US Secretary of State Antony Blinken on Sunday rejected widespread comparisons between ongoing American withdrawal from Afghanistan and its hurried exit from Vietnam almost half a century ago.
After the Taliban moved further into the Afghan capital, American diplomats were evacuated from their embassy in the fortified Wazir Akbar Khan district by helicopter to the airport as local Afghan forces, trained for years and equipped by the United States and others for billions of dollars, melted away.
Images of American helicopters shuttling back and forth led some to compare the situation to US's desperate exit from Saigon, Vietnam in 1975.
Back in Washington, when asked if images of helicopters ferrying personnel to Kabul airport were evocative of its retreat from Vietnam, Blinken told ABC News: "Let's take a step back. This is manifestly not Saigon."
Blinken's comments come days after US President Joe Biden had not only rejected any similarities between the two withdrawals but also all but shut the door of any hasty departures.
"There’s going to be no circumstance when you’re going to see people being lifted off the roof of an embassy of the United States from Afghanistan," Biden said in a press conference on Thursday.

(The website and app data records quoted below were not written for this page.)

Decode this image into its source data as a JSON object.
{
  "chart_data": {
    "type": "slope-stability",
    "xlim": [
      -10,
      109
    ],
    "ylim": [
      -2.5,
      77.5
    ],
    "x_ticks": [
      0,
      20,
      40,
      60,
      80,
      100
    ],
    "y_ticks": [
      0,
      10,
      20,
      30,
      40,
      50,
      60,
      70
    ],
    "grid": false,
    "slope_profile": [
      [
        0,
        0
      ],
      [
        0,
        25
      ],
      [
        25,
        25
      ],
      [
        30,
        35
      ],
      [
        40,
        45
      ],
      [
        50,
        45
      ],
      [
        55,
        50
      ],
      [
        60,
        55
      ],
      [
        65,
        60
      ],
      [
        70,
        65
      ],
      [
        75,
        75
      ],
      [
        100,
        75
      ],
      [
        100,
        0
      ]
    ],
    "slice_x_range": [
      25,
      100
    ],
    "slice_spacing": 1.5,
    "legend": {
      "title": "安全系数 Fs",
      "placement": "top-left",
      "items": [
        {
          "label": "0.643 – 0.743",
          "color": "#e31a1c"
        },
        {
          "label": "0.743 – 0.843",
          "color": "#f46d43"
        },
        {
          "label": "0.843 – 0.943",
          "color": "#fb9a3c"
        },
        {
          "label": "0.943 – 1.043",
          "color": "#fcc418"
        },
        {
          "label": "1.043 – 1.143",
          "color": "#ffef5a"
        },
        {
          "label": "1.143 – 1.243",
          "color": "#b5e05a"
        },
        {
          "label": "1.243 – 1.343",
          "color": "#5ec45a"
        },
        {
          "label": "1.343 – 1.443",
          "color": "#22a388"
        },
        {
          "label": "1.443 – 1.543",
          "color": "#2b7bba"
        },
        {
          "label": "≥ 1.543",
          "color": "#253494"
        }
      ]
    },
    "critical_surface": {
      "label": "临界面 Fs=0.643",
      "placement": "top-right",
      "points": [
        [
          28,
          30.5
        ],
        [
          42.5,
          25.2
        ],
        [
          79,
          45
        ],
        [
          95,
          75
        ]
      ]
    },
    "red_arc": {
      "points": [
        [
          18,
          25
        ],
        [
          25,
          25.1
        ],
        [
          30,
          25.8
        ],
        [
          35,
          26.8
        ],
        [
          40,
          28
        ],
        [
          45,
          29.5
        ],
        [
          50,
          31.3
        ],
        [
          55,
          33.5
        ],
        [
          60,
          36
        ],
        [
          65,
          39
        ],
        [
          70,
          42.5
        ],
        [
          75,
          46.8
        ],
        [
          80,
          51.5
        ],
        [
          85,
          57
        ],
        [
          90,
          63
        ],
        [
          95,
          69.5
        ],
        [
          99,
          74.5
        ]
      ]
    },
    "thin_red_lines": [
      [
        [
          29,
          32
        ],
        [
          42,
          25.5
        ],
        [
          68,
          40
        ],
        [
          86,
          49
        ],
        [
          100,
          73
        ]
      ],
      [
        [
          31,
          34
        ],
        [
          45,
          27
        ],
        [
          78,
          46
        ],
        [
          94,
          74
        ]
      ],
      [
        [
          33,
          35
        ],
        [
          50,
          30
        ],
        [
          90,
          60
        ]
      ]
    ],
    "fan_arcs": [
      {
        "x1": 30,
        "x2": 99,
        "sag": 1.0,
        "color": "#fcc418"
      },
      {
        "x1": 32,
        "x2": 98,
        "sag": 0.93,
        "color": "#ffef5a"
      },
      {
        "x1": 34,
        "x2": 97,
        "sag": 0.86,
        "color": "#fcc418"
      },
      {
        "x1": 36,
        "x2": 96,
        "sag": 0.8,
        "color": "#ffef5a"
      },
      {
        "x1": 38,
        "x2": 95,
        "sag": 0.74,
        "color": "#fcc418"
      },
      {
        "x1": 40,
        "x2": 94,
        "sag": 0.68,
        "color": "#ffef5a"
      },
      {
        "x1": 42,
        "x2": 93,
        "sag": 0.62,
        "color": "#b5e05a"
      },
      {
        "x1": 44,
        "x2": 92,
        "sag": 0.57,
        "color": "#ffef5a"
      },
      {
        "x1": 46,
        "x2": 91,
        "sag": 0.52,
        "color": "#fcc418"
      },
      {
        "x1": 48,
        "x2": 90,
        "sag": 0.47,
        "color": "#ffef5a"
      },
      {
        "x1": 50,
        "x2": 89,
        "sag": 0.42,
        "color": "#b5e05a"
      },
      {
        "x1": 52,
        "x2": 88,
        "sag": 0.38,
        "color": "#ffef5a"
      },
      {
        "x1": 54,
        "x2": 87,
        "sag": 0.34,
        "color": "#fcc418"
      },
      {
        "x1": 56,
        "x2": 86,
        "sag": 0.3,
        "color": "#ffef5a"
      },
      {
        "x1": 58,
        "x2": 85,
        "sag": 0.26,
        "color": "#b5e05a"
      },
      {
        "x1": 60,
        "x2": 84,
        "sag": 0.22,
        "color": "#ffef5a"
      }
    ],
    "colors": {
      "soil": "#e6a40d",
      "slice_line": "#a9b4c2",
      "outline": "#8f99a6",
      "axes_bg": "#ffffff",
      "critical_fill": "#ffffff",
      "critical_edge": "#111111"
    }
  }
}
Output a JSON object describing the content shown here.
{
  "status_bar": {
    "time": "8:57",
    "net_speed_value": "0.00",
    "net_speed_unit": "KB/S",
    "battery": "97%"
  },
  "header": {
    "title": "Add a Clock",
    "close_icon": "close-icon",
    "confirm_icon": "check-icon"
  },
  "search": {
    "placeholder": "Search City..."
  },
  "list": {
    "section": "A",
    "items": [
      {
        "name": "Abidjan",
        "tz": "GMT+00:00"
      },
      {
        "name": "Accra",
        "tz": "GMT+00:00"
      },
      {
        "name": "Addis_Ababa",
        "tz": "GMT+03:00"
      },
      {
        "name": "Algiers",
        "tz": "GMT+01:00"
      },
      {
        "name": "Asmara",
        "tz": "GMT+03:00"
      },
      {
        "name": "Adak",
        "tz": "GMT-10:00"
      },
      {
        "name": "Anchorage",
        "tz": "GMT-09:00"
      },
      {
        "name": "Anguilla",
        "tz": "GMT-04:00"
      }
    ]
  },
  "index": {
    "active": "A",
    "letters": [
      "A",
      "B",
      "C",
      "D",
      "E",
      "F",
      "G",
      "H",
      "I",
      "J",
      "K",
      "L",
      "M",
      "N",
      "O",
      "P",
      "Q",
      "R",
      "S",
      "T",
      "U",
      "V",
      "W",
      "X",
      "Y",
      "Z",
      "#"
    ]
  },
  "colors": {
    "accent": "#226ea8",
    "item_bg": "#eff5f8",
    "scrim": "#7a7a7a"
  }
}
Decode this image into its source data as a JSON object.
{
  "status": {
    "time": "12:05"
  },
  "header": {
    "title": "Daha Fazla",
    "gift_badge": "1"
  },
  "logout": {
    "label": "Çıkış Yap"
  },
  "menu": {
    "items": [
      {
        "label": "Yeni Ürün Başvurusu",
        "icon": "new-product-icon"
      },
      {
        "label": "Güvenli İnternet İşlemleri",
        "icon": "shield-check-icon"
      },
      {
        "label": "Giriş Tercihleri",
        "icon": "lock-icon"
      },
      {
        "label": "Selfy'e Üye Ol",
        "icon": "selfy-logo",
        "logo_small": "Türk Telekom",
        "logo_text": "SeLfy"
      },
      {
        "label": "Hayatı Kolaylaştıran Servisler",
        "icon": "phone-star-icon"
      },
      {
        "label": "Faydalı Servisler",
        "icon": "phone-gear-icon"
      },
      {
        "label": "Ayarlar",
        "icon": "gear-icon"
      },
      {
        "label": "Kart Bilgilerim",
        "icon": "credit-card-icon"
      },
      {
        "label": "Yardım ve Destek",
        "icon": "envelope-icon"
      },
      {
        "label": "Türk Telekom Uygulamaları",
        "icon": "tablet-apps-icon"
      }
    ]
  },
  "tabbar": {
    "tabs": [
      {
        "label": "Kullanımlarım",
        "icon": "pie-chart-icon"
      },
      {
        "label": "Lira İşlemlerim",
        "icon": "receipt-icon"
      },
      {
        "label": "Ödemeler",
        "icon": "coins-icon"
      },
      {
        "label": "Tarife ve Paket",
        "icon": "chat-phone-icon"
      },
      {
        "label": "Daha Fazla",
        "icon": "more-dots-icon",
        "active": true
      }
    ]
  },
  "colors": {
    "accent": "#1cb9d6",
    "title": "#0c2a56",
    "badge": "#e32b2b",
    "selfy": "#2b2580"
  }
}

The resemblance in both the American exits was widely discussed on social media, with Pakistan's Federal Human Rights Minister Shireen Mazari even sharing a side-by-side picture to make her point.